■ AIM OF THE EXERCISE ■
Repeat, exactly and completely, the entries shown underneath.

=== Section Start ===

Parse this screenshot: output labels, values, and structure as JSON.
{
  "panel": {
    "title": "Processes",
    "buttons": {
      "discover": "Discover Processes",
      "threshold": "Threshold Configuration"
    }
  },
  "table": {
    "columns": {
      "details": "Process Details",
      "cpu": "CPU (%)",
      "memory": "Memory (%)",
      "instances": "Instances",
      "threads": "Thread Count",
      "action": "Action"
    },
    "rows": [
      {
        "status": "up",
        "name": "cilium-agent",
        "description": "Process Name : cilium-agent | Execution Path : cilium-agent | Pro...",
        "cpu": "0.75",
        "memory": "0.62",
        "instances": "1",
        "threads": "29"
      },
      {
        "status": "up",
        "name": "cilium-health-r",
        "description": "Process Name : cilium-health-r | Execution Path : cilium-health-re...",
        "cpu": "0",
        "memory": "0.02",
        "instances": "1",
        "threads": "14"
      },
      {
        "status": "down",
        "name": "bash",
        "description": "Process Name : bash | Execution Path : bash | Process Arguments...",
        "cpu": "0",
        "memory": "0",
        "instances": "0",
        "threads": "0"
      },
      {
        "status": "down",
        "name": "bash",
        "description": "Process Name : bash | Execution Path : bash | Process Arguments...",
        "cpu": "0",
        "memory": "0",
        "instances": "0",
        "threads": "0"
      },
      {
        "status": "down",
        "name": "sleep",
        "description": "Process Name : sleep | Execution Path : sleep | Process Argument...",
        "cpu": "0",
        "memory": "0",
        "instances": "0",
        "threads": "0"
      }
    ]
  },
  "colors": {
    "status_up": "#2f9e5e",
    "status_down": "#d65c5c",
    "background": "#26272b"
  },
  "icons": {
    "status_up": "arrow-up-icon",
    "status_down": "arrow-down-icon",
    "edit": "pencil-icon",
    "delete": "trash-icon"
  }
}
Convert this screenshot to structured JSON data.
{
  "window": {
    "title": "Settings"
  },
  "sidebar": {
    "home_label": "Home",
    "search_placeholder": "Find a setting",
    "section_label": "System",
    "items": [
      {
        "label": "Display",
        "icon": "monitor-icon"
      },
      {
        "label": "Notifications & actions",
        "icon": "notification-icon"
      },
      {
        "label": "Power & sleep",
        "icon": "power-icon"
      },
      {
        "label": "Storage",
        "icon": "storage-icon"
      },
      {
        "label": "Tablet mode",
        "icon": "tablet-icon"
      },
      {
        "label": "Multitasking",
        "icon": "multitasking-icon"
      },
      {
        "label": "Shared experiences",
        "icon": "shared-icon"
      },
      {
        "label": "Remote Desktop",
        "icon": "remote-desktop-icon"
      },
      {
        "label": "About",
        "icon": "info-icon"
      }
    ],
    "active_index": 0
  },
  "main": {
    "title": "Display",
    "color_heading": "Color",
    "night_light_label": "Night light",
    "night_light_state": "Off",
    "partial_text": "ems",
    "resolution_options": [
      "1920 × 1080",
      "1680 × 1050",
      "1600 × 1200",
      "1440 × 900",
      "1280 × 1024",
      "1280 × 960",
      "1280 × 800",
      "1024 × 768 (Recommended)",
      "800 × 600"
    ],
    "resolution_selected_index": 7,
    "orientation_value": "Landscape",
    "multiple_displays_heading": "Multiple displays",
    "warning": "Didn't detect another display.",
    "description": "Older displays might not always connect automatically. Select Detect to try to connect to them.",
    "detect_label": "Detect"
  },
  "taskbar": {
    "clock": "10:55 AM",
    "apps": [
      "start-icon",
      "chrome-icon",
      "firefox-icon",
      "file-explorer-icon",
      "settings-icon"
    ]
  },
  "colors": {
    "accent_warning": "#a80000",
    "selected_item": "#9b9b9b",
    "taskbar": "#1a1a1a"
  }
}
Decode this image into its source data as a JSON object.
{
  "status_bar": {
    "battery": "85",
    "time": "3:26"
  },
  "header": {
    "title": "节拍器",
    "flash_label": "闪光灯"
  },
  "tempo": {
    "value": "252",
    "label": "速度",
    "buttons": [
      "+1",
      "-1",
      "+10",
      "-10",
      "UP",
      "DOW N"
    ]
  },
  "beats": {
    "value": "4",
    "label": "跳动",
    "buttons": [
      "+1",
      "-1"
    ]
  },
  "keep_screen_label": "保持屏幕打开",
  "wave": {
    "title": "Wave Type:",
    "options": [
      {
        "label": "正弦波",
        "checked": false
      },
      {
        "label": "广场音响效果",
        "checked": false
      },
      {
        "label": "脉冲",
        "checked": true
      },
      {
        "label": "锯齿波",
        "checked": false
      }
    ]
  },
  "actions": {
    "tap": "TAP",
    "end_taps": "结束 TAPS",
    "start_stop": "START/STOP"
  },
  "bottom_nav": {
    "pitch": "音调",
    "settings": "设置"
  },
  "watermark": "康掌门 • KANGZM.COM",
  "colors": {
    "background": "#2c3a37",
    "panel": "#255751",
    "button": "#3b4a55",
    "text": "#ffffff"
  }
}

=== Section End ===

■ SOLUTION BELOW ■
Parse this screenshot: output labels, values, and structure as JSON.
{
  "panel": {
    "title": "Processes",
    "buttons": {
      "discover": "Discover Processes",
      "threshold": "Threshold Configuration"
    }
  },
  "table": {
    "columns": {
      "details": "Process Details",
      "cpu": "CPU (%)",
      "memory": "Memory (%)",
      "instances": "Instances",
      "threads": "Thread Count",
      "action": "Action"
    },
    "rows": [
      {
        "status": "up",
        "name": "cilium-agent",
        "description": "Process Name : cilium-agent | Execution Path : cilium-agent | Pro...",
        "cpu": "0.75",
        "memory": "0.62",
        "instances": "1",
        "threads": "29"
      },
      {
        "status": "up",
        "name": "cilium-health-r",
        "description": "Process Name : cilium-health-r | Execution Path : cilium-health-re...",
        "cpu": "0",
        "memory": "0.02",
        "instances": "1",
        "threads": "14"
      },
      {
        "status": "down",
        "name": "bash",
        "description": "Process Name : bash | Execution Path : bash | Process Arguments...",
        "cpu": "0",
        "memory": "0",
        "instances": "0",
        "threads": "0"
      },
      {
        "status": "down",
        "name": "bash",
        "description": "Process Name : bash | Execution Path : bash | Process Arguments...",
        "cpu": "0",
        "memory": "0",
        "instances": "0",
        "threads": "0"
      },
      {
        "status": "down",
        "name": "sleep",
        "description": "Process Name : sleep | Execution Path : sleep | Process Argument...",
        "cpu": "0",
        "memory": "0",
        "instances": "0",
        "threads": "0"
      }
    ]
  },
  "colors": {
    "status_up": "#2f9e5e",
    "status_down": "#d65c5c",
    "background": "#26272b"
  },
  "icons": {
    "status_up": "arrow-up-icon",
    "status_down": "arrow-down-icon",
    "edit": "pencil-icon",
    "delete": "trash-icon"
  }
}
Convert this screenshot to structured JSON data.
{
  "window": {
    "title": "Settings"
  },
  "sidebar": {
    "home_label": "Home",
    "search_placeholder": "Find a setting",
    "section_label": "System",
    "items": [
      {
        "label": "Display",
        "icon": "monitor-icon"
      },
      {
        "label": "Notifications & actions",
        "icon": "notification-icon"
      },
      {
        "label": "Power & sleep",
        "icon": "power-icon"
      },
      {
        "label": "Storage",
        "icon": "storage-icon"
      },
      {
        "label": "Tablet mode",
        "icon": "tablet-icon"
      },
      {
        "label": "Multitasking",
        "icon": "multitasking-icon"
      },
      {
        "label": "Shared experiences",
        "icon": "shared-icon"
      },
      {
        "label": "Remote Desktop",
        "icon": "remote-desktop-icon"
      },
      {
        "label": "About",
        "icon": "info-icon"
      }
    ],
    "active_index": 0
  },
  "main": {
    "title": "Display",
    "color_heading": "Color",
    "night_light_label": "Night light",
    "night_light_state": "Off",
    "partial_text": "ems",
    "resolution_options": [
      "1920 × 1080",
      "1680 × 1050",
      "1600 × 1200",
      "1440 × 900",
      "1280 × 1024",
      "1280 × 960",
      "1280 × 800",
      "1024 × 768 (Recommended)",
      "800 × 600"
    ],
    "resolution_selected_index": 7,
    "orientation_value": "Landscape",
    "multiple_displays_heading": "Multiple displays",
    "warning": "Didn't detect another display.",
    "description": "Older displays might not always connect automatically. Select Detect to try to connect to them.",
    "detect_label": "Detect"
  },
  "taskbar": {
    "clock": "10:55 AM",
    "apps": [
      "start-icon",
      "chrome-icon",
      "firefox-icon",
      "file-explorer-icon",
      "settings-icon"
    ]
  },
  "colors": {
    "accent_warning": "#a80000",
    "selected_item": "#9b9b9b",
    "taskbar": "#1a1a1a"
  }
}
Decode this image into its source data as a JSON object.
{
  "status_bar": {
    "battery": "85",
    "time": "3:26"
  },
  "header": {
    "title": "节拍器",
    "flash_label": "闪光灯"
  },
  "tempo": {
    "value": "252",
    "label": "速度",
    "buttons": [
      "+1",
      "-1",
      "+10",
      "-10",
      "UP",
      "DOW N"
    ]
  },
  "beats": {
    "value": "4",
    "label": "跳动",
    "buttons": [
      "+1",
      "-1"
    ]
  },
  "keep_screen_label": "保持屏幕打开",
  "wave": {
    "title": "Wave Type:",
    "options": [
      {
        "label": "正弦波",
        "checked": false
      },
      {
        "label": "广场音响效果",
        "checked": false
      },
      {
        "label": "脉冲",
        "checked": true
      },
      {
        "label": "锯齿波",
        "checked": false
      }
    ]
  },
  "actions": {
    "tap": "TAP",
    "end_taps": "结束 TAPS",
    "start_stop": "START/STOP"
  },
  "bottom_nav": {
    "pitch": "音调",
    "settings": "设置"
  },
  "watermark": "康掌门 • KANGZM.COM",
  "colors": {
    "background": "#2c3a37",
    "panel": "#255751",
    "button": "#3b4a55",
    "text": "#ffffff"
  }
}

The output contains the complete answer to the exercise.